Our Father, &c.
ART. III.-SOME OF OUR POPULAR AMUSEMENTS.
We are uttering a very common truism when we say that amusement, in one form or another, is demanded by a deepseated necessity of our nature. Man must have some enjoyments, or the mechanism of his being will get out of joint, if not stop entirely. His organization, both physical and mental, is exceedingly complicated, and its healthful action depends in no small measure upon the alternate action and rest of its different parts. Just as it is more tiresome and exhausting to walk a day's journey upon a perfectly level road, than upon one variegated with hill and valley, so it is exhaustive of any nature to keep it perpetually stretched to its utmost tension in one direction; and if kept so it must prematurely snap and break. Besides the ordinary repose of sleep, man needs relaxation, diversion, recreation, in order that all the vital forces of his nature may recruit their strength and gather vitality for the functions demanded of them. The wasting power of strenuous and long continued effort, or the sluggishness and imbecility induced by no effort at all, must be counteracted by the exhilirating and invigorating play of those powers of our nature which are called into action through the medium of the tastes and sensibilities; and which might be called the light fingered artisans whose office it is to heal the breaches, and restore the lustre of the wondrous city of Mansoul. Moreover, a certain measure of excitement, or stimulus, is not only desirable but often necessary to restore the flagging organs of thought or of effort. All these things are iucluded in the general idea of amusement, and make it thus a necessary condition of our human existence. It will be seen at once, too, that the form of the amusement must be determined largely by the employment, and the prevailing type of character. The relaxation must be in the direction opposite to that of the tension; so that what is amusement for one may not be for another, and what is labor for one may be recreation to another. Walking a mile is relaxation to the traveller on horseback, whilst riding the same distance is rest to the pedestrian.

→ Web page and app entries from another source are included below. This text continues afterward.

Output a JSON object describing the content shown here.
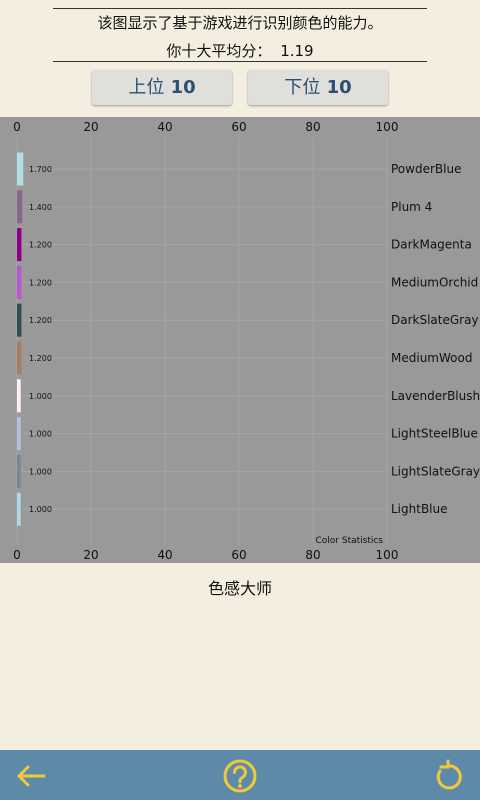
{
  "header": {
    "description": "该图显示了基于游戏进行识别颜色的能力。",
    "average_label": "你十大平均分：",
    "average_value": "1.19"
  },
  "buttons": {
    "top10_word": "上位",
    "top10_num": "10",
    "bottom10_word": "下位",
    "bottom10_num": "10"
  },
  "chart_data": {
    "type": "bar",
    "orientation": "horizontal",
    "xlim": [
      0,
      100
    ],
    "xticks": [
      "0",
      "20",
      "40",
      "60",
      "80",
      "100"
    ],
    "grid": true,
    "caption": "Color Statistics",
    "categories": [
      "PowderBlue",
      "Plum 4",
      "DarkMagenta",
      "MediumOrchid",
      "DarkSlateGray",
      "MediumWood",
      "LavenderBlush",
      "LightSteelBlue",
      "LightSlateGray",
      "LightBlue"
    ],
    "values": [
      1.7,
      1.4,
      1.2,
      1.2,
      1.2,
      1.2,
      1.0,
      1.0,
      1.0,
      1.0
    ],
    "value_labels": [
      "1.700",
      "1.400",
      "1.200",
      "1.200",
      "1.200",
      "1.200",
      "1.000",
      "1.000",
      "1.000",
      "1.000"
    ],
    "colors": [
      "#b0e0e6",
      "#8b668b",
      "#8b008b",
      "#ba55d3",
      "#2f4f4f",
      "#a68064",
      "#fff0f5",
      "#b0c4de",
      "#778899",
      "#add8e6"
    ]
  },
  "footer": {
    "title": "色感大师"
  },
  "bottom_bar": {
    "icons": [
      "back-arrow-icon",
      "help-icon",
      "refresh-icon"
    ],
    "color": "#5e8aaa"
  }
}
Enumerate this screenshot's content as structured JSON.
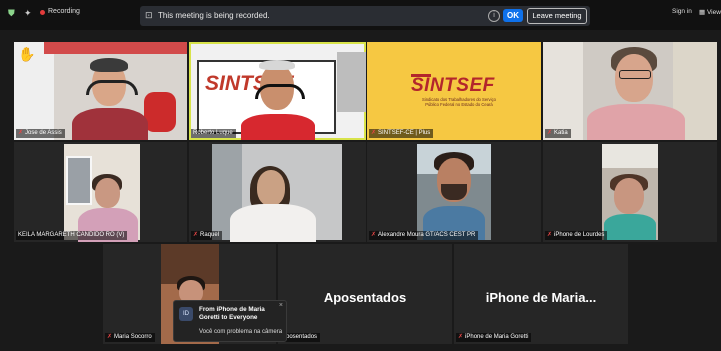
{
  "topbar": {
    "recording_label": "Recording",
    "banner_text": "This meeting is being recorded.",
    "ok_label": "OK",
    "leave_label": "Leave meeting",
    "signin_label": "Sign in",
    "view_label": "View"
  },
  "participants": [
    {
      "name": "Jose de Assis"
    },
    {
      "name": "Roberto Luque"
    },
    {
      "name": "SINTSEF-CE | Plus"
    },
    {
      "name": "Katia"
    },
    {
      "name": "KEILA MARGARETH CANDIDO RO (V)"
    },
    {
      "name": "Raquel"
    },
    {
      "name": "Alexandre Moura GT/ACS CEST PR"
    },
    {
      "name": "iPhone de Lourdes"
    },
    {
      "name": "Maria Socorro"
    },
    {
      "name": "Aposentados",
      "display": "Aposentados"
    },
    {
      "name": "iPhone de Maria Goretti",
      "display": "iPhone de Maria..."
    }
  ],
  "sintsef_card": {
    "brand": "SINTSEF",
    "sub1": "Sindicato dos Trabalhadores do Serviço",
    "sub2": "Público Federal no Estado do Ceará"
  },
  "poster_text": "SINTSEF",
  "chat": {
    "avatar": "ID",
    "from": "From iPhone de Maria Goretti to Everyone",
    "message": "Você com problema na câmera"
  },
  "colors": {
    "accent": "#0e71eb",
    "active_speaker": "#d8e34a",
    "sintsef_yellow": "#f6c842",
    "muted_mic": "#e64545"
  }
}
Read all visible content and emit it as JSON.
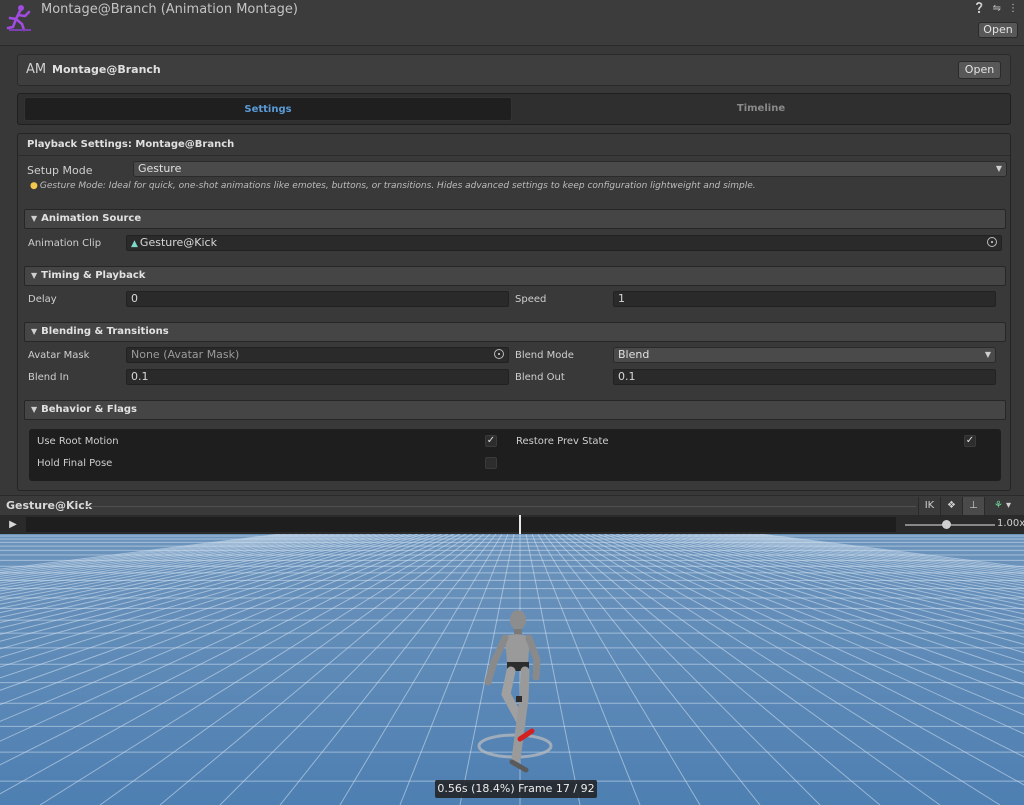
{
  "header": {
    "title": "Montage@Branch (Animation Montage)",
    "open_label": "Open",
    "icons": [
      "help-icon",
      "settings-sliders-icon",
      "more-options-icon"
    ]
  },
  "asset": {
    "icon_text": "AM",
    "name": "Montage@Branch",
    "open_label": "Open"
  },
  "tabs": [
    {
      "label": "Settings",
      "active": true
    },
    {
      "label": "Timeline",
      "active": false
    }
  ],
  "playback": {
    "title": "Playback Settings: Montage@Branch",
    "setup_mode_label": "Setup Mode",
    "setup_mode_value": "Gesture",
    "hint": "Gesture Mode: Ideal for quick, one-shot animations like emotes, buttons, or transitions. Hides advanced settings to keep configuration lightweight and simple."
  },
  "sections": {
    "source": {
      "title": "Animation Source",
      "clip_label": "Animation Clip",
      "clip_value": "Gesture@Kick"
    },
    "timing": {
      "title": "Timing & Playback",
      "delay_label": "Delay",
      "delay_value": "0",
      "speed_label": "Speed",
      "speed_value": "1"
    },
    "blending": {
      "title": "Blending & Transitions",
      "mask_label": "Avatar Mask",
      "mask_value": "None (Avatar Mask)",
      "blend_mode_label": "Blend Mode",
      "blend_mode_value": "Blend",
      "blend_in_label": "Blend In",
      "blend_in_value": "0.1",
      "blend_out_label": "Blend Out",
      "blend_out_value": "0.1"
    },
    "flags": {
      "title": "Behavior & Flags",
      "items": [
        {
          "label": "Use Root Motion",
          "checked": true
        },
        {
          "label": "Restore Prev State",
          "checked": true
        },
        {
          "label": "Hold Final Pose",
          "checked": false
        }
      ]
    }
  },
  "preview": {
    "clip_name": "Gesture@Kick",
    "ik_label": "IK",
    "speed_label": "1.00x",
    "frame_label": "0.56s (18.4%) Frame 17 / 92",
    "progress": 0.184,
    "colors": {
      "ground": "#5a88b8",
      "grid": "#cfe0f0",
      "sky": "#5e5e5e"
    }
  }
}
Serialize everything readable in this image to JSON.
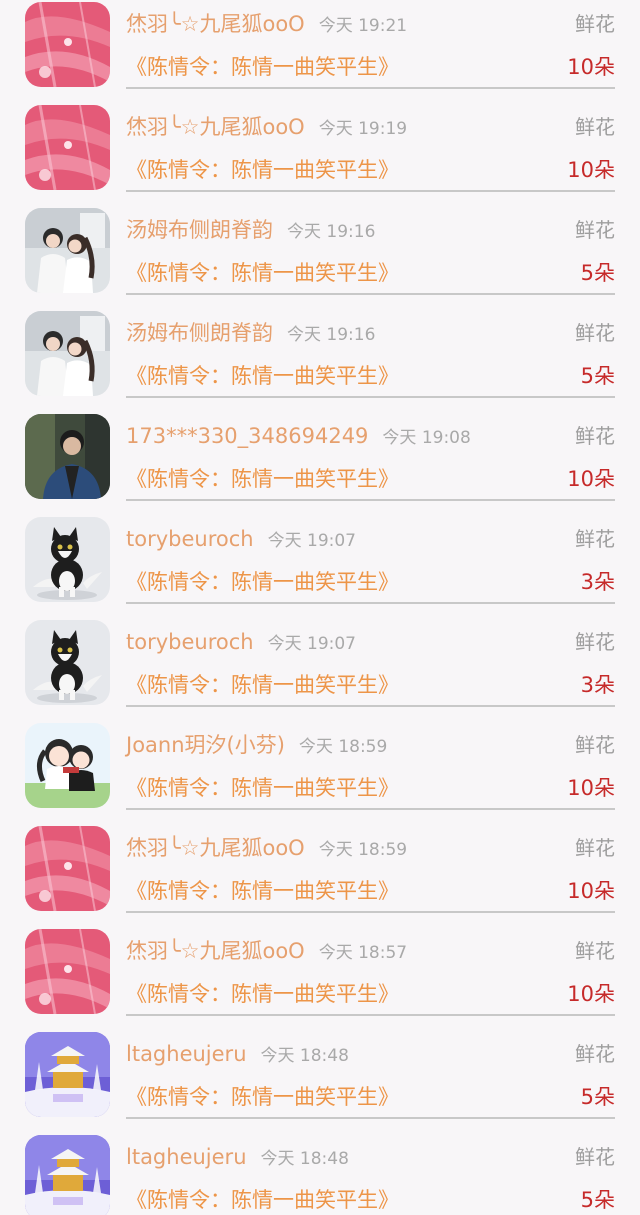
{
  "items": [
    {
      "name": "烋羽╰☆九尾狐ooO",
      "time": "今天 19:21",
      "gift": "鲜花",
      "book": "《陈情令：陈情一曲笑平生》",
      "count": "10朵",
      "avatar": "pink-feather"
    },
    {
      "name": "烋羽╰☆九尾狐ooO",
      "time": "今天 19:19",
      "gift": "鲜花",
      "book": "《陈情令：陈情一曲笑平生》",
      "count": "10朵",
      "avatar": "pink-feather"
    },
    {
      "name": "汤姆布侧朗脊韵",
      "time": "今天 19:16",
      "gift": "鲜花",
      "book": "《陈情令：陈情一曲笑平生》",
      "count": "5朵",
      "avatar": "couple-photo"
    },
    {
      "name": "汤姆布侧朗脊韵",
      "time": "今天 19:16",
      "gift": "鲜花",
      "book": "《陈情令：陈情一曲笑平生》",
      "count": "5朵",
      "avatar": "couple-photo"
    },
    {
      "name": "173***330_348694249",
      "time": "今天 19:08",
      "gift": "鲜花",
      "book": "《陈情令：陈情一曲笑平生》",
      "count": "10朵",
      "avatar": "man-portrait"
    },
    {
      "name": "torybeuroch",
      "time": "今天 19:07",
      "gift": "鲜花",
      "book": "《陈情令：陈情一曲笑平生》",
      "count": "3朵",
      "avatar": "kitten"
    },
    {
      "name": "torybeuroch",
      "time": "今天 19:07",
      "gift": "鲜花",
      "book": "《陈情令：陈情一曲笑平生》",
      "count": "3朵",
      "avatar": "kitten"
    },
    {
      "name": "Joann玥汐(小芬)",
      "time": "今天 18:59",
      "gift": "鲜花",
      "book": "《陈情令：陈情一曲笑平生》",
      "count": "10朵",
      "avatar": "chibi-pair"
    },
    {
      "name": "烋羽╰☆九尾狐ooO",
      "time": "今天 18:59",
      "gift": "鲜花",
      "book": "《陈情令：陈情一曲笑平生》",
      "count": "10朵",
      "avatar": "pink-feather"
    },
    {
      "name": "烋羽╰☆九尾狐ooO",
      "time": "今天 18:57",
      "gift": "鲜花",
      "book": "《陈情令：陈情一曲笑平生》",
      "count": "10朵",
      "avatar": "pink-feather"
    },
    {
      "name": "ltagheujeru",
      "time": "今天 18:48",
      "gift": "鲜花",
      "book": "《陈情令：陈情一曲笑平生》",
      "count": "5朵",
      "avatar": "snow-temple"
    },
    {
      "name": "ltagheujeru",
      "time": "今天 18:48",
      "gift": "鲜花",
      "book": "《陈情令：陈情一曲笑平生》",
      "count": "5朵",
      "avatar": "snow-temple"
    }
  ]
}
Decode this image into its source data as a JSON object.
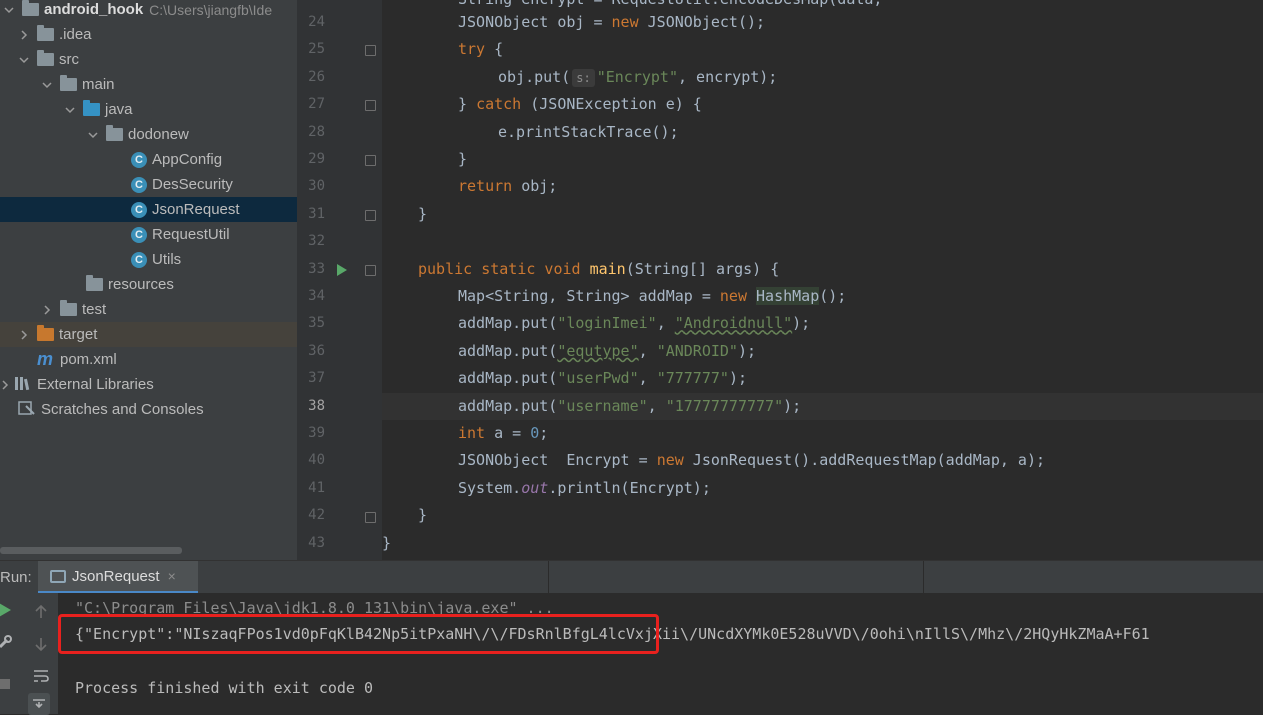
{
  "project": {
    "root_name": "android_hook",
    "root_path": "C:\\Users\\jiangfb\\Ide",
    "items": [
      {
        "label": ".idea",
        "icon": "folder-icon"
      },
      {
        "label": "src",
        "icon": "folder-icon"
      },
      {
        "label": "main",
        "icon": "folder-icon"
      },
      {
        "label": "java",
        "icon": "source-folder-icon"
      },
      {
        "label": "dodonew",
        "icon": "package-icon"
      },
      {
        "label": "AppConfig",
        "icon": "class-icon"
      },
      {
        "label": "DesSecurity",
        "icon": "class-icon"
      },
      {
        "label": "JsonRequest",
        "icon": "class-runnable-icon"
      },
      {
        "label": "RequestUtil",
        "icon": "class-icon"
      },
      {
        "label": "Utils",
        "icon": "class-icon"
      },
      {
        "label": "resources",
        "icon": "resources-folder-icon"
      },
      {
        "label": "test",
        "icon": "folder-icon"
      },
      {
        "label": "target",
        "icon": "excluded-folder-icon"
      },
      {
        "label": "pom.xml",
        "icon": "maven-icon"
      },
      {
        "label": "External Libraries",
        "icon": "libraries-icon"
      },
      {
        "label": "Scratches and Consoles",
        "icon": "scratches-icon"
      }
    ]
  },
  "editor": {
    "line_numbers": [
      "24",
      "25",
      "26",
      "27",
      "28",
      "29",
      "30",
      "31",
      "32",
      "33",
      "34",
      "35",
      "36",
      "37",
      "38",
      "39",
      "40",
      "41",
      "42",
      "43"
    ],
    "current_line": "38",
    "top_partial": "String encrypt = RequestUtil.encodeDesMap(data, ",
    "l24": {
      "a": "JSONObject obj = ",
      "new": "new",
      "b": " JSONObject();"
    },
    "l25": {
      "kw": "try",
      "b": " {"
    },
    "l26": {
      "a": "obj.put(",
      "hint": "s:",
      "str": "\"Encrypt\"",
      "b": ", encrypt);"
    },
    "l27": {
      "a": "} ",
      "kw": "catch",
      "b": " (JSONException e) {"
    },
    "l28": {
      "a": "e.printStackTrace();"
    },
    "l29": {
      "a": "}"
    },
    "l30": {
      "kw": "return",
      "b": " obj;"
    },
    "l31": {
      "a": "}"
    },
    "l33": {
      "kw": "public static void",
      "fn": "main",
      "b": "(String[] args) {"
    },
    "l34": {
      "a": "Map<String, String> addMap = ",
      "new": "new",
      "cls": "HashMap",
      "b": "();"
    },
    "l35": {
      "a": "addMap.put(",
      "s1": "\"loginImei\"",
      "sep": ", ",
      "s2": "\"Androidnull\"",
      "b": ");"
    },
    "l36": {
      "a": "addMap.put(",
      "s1": "\"equtype\"",
      "sep": ", ",
      "s2": "\"ANDROID\"",
      "b": ");"
    },
    "l37": {
      "a": "addMap.put(",
      "s1": "\"userPwd\"",
      "sep": ", ",
      "s2": "\"777777\"",
      "b": ");"
    },
    "l38": {
      "a": "addMap.put(",
      "s1": "\"username\"",
      "sep": ", ",
      "s2": "\"17777777777\"",
      "b": ");"
    },
    "l39": {
      "kw": "int",
      "a": " a = ",
      "num": "0",
      "b": ";"
    },
    "l40": {
      "a": "JSONObject  Encrypt = ",
      "new": "new",
      "b": " JsonRequest().addRequestMap(addMap, a);"
    },
    "l41": {
      "a": "System.",
      "fld": "out",
      "b": ".println(Encrypt);"
    },
    "l42": {
      "a": "}"
    },
    "l43": {
      "a": "}"
    }
  },
  "run": {
    "label": "Run:",
    "tab_label": "JsonRequest",
    "tab_close": "×",
    "command": "\"C:\\Program Files\\Java\\jdk1.8.0_131\\bin\\java.exe\" ...",
    "output": "{\"Encrypt\":\"NIszaqFPos1vd0pFqKlB42Np5itPxaNH\\/\\/FDsRnlBfgL4lcVxjXii\\/UNcdXYMk0E528uVVD\\/0ohi\\nIllS\\/Mhz\\/2HQyHkZMaA+F61",
    "exit": "Process finished with exit code 0",
    "highlight_color": "#e8211e"
  },
  "colors": {
    "keyword": "#cc7832",
    "string": "#6a8759",
    "number": "#6897bb",
    "function": "#ffc66d",
    "selection": "#0d293e"
  }
}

But these general principles being admitted there is room for the widest diversity in their application to actual life; and at many points of their range they must be modified to prevent their infringement upon physical and moral laws. In no other department of man's life is the sad fact more apparent that human nature is fallen and disordered, than in the sphere of his amusements. In this case, as in almost every other, that which was designed for man's health and pleasure, has become a snare; and amusement is made the channel through which flows food for the most sensual passions, and morbid cravings of the depraved heart, and the vitiated tastes. Hence the amusements of a people are a proper subject for statutory restriction ; and to exempt them entirely from such restraints would be as absurd as to remove all similar restraints from the proclivities to vice and crime. The recreative powers of our nature, holding a legitimate and God-assigned place, connected as they are with more or less of excitement and enjoyment, are made, under the foul touch of sin, to develop the most hideous and monstrous results. Accordingly we find that the scale of amusement, in every nation, ranges from the most exquisite and thrilling gratifications of a pure and cultivated taste, down to the coarsest and most brutal forms of sensual excitement. A nation's amusements, moreover, may be taken, universally, as an exponent of their civilization and their moral cultivation. A nation's amusements are according to the current of their life. They are as the pulse by which you can detect the morbid or healthful tendencies of the body politic. If they are refined and elevated in their character, they indicate a high grade of mental and moral cultivation. If they are low and sensuous and vulgar, they indicate the predominance of base and grovelling elements in the national character. If they are licentious and viciously fascinatiаg they in